“I ALWAYS say that if you wouldn’t be willing to shout it out at the top of O’Connell Street then you shouldn’t put it on the internet. It’s extremely traceable. People just need to be aware that everything they write can be traced.”
Sinead Crowley’s debut novel, Can Anybody Help Me?, is published this month and the thriller serves as a timely warning that the internet carries many risks as well as values.
The plot centres around a new mother in Ireland who goes online, joins a mothers’ forum and without realising it starts to volunteer more and more information about herself. Then one of her new online ‘friends’ disappears. It is a very modern thriller with a stunning twist.
Crowley is RTÉ’s Arts and Media Correspondent and has been working on the book for almost five years from her Dublin home.
“I got the idea when I was on maternity leave with my first baby,” she told me this week. “He will be five later this year. I was surfing these sites, as most women do when they have babies.
“If we have a query in life we turn to Google and end up sharing information with other women. Some of the sites are really, really useful and it occurred to me that we are giving out a lot of information.
“They are anonymous but people do end up giving more information and I’m not sure they realise they are giving it. Ireland is a small country.
"If you drip-feed information you end up giving out a lot of information. It all adds up. It’s perfectly innocent but in the book a person with an ulterior motive collects it.”
So how worried should we be about internet safety?
Crowley added: “I have a heightened awareness of it because I am a journalist. The internet is as scary as you want it to be, but it’s also as safe as you want it to be. We are in a transition right now.
"Our children’s generation will be more aware. I grew up with no internet. We’ve all had to get used to it and people are getting used to it.
“It’s a case of self-policing. My children are very young, so I am lucky. I would be more worried now if they were teenagers. First of all they are young and growing up with it, plus I’m aware of the potential issues because of my job.”

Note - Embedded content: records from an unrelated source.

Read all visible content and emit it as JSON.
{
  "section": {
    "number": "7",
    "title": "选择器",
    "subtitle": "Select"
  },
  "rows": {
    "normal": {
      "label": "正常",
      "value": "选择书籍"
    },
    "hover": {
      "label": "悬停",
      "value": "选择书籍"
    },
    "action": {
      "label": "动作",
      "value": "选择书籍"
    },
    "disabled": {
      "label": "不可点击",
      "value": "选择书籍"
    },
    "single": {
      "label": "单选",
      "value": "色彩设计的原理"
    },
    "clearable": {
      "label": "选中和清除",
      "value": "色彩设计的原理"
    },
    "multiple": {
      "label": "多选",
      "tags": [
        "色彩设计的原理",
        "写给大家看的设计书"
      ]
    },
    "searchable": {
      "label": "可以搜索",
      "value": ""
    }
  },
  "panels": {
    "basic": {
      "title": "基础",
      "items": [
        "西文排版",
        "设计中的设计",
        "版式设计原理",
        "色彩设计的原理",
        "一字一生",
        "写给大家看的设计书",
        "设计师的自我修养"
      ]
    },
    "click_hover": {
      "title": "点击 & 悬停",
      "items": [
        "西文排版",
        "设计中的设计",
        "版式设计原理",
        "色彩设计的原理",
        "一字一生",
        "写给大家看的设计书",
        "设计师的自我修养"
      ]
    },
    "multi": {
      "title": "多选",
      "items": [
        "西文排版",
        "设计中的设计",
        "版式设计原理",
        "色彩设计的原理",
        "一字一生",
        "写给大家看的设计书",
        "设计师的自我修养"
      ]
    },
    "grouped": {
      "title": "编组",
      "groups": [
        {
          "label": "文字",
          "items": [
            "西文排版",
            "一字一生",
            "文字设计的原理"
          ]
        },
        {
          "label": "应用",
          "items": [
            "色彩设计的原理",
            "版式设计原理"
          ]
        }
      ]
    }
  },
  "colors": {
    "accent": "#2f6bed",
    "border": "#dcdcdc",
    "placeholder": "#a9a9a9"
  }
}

Crowley argues that more young people need to be more ‘net-savvy’ these days, especially if they have high hopes for their careers in the future.
She added: “19-20 year olds nowadays are the people who will be going for the big jobs in 10 years time. They just need to have the cop on to know what they are putting out there.
“It’s like photographs. When we were growing up photos were just something that stayed in the house. Now we are aware that every photo has the capacity to be shared, it’s not just family and friends anymore.”
The finished work is a fantastic thriller and a joy to read, so Crowley can feel rightly proud of her debut. It is, she says, something she had always wanted to get out there.
“I had always, always, always wanted to write a book. I was a huge reader when I was a child, even in English classes in school I would have picked the imaginative compositions. I studied communications and got a job as a journalist, but the book was always in the back of my mind.”
Life as an RTÉ correspondent has taken her all over the world, plus when you add in life as a busy mother-of-two she admits that she now wonders where she actually found the time to write it.
She continued: “I can’t remember where or when I found the time! I started writing it on my first maternity leave and it was always a case of putting it all together.
"I developed the ability to write in short bursts, which is handy. I didn’t lock myself away for eight hours at a time. I would write after 8pm at night when the children were in bed.
“When I decided I wanted to do it I said to myself ‘give it one shot’. I was 38 or 39 when I was writing it and I was then expecting a second child midway through writing it. It was tough going, but I got there and I’m very proud of it.”
The book was launched last week at Eason’s in O’Connell Street and Crowley is now working on a follow-up.
“It has been an interesting time and it has been nerve-wracking too. The next book sees the female Garda in the book get pregnant and she has to return to work after having a baby. Let’s see how it goes!”
Feedback so far has been hugely positive, something which has inspired Crowley to keep going.
“In some ways it is an incredibly intimidating thing. If people think that writing a book is easy because you’re a journalist, well it isn’t. To do something creative and put it out there is a difficult process. There’s a huge sense of nervousness.
“But I did it through the traditional route of finding an agent and then a publisher, so you must assume that they like it and want it. The proofs have been out there now for three or four months and the response has been fantastic.
"It’s a bit like sitting your Leaving Certificate every day! The feedback from other writers has been brilliant, so I’m a little bit easier about it all now.”
Sinead’s day job with RTÉ provides plenty of variety and has taken her to some fascinating places, including to the USA for coverage of the Oscars.
She added: “That was great fun. We went over the year that there were loads of Irish people up for awards and Glen Hansard was among them for Once. We got to walk on the red carpet and everything. To be in Los Angeles that week was amazing.
“The whole place is like one big bubble and everyone is talking about the Oscars. It was a bit like being in Drumcondra on All-Ireland Final day! It’s great fun and a privilege to be around, regardless of who you are supporting.”
Can Anybody Help Me? by Sinead Crowley is out now.